» **Work required**: Nothing should change. Output the data exactly.

The data section start

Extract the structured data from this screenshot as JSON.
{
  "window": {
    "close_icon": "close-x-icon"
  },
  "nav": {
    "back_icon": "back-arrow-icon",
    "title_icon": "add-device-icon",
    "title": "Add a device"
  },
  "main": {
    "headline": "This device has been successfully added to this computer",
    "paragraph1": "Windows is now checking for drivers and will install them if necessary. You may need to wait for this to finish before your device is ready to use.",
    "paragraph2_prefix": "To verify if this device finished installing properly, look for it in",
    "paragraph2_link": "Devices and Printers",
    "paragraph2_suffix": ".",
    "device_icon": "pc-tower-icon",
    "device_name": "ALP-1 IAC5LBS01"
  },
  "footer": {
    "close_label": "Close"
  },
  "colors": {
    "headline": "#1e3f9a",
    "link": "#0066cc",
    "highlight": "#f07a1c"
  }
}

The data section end

» **Task result**:
Extract the structured data from this screenshot as JSON.
{
  "window": {
    "close_icon": "close-x-icon"
  },
  "nav": {
    "back_icon": "back-arrow-icon",
    "title_icon": "add-device-icon",
    "title": "Add a device"
  },
  "main": {
    "headline": "This device has been successfully added to this computer",
    "paragraph1": "Windows is now checking for drivers and will install them if necessary. You may need to wait for this to finish before your device is ready to use.",
    "paragraph2_prefix": "To verify if this device finished installing properly, look for it in",
    "paragraph2_link": "Devices and Printers",
    "paragraph2_suffix": ".",
    "device_icon": "pc-tower-icon",
    "device_name": "ALP-1 IAC5LBS01"
  },
  "footer": {
    "close_label": "Close"
  },
  "colors": {
    "headline": "#1e3f9a",
    "link": "#0066cc",
    "highlight": "#f07a1c"
  }
}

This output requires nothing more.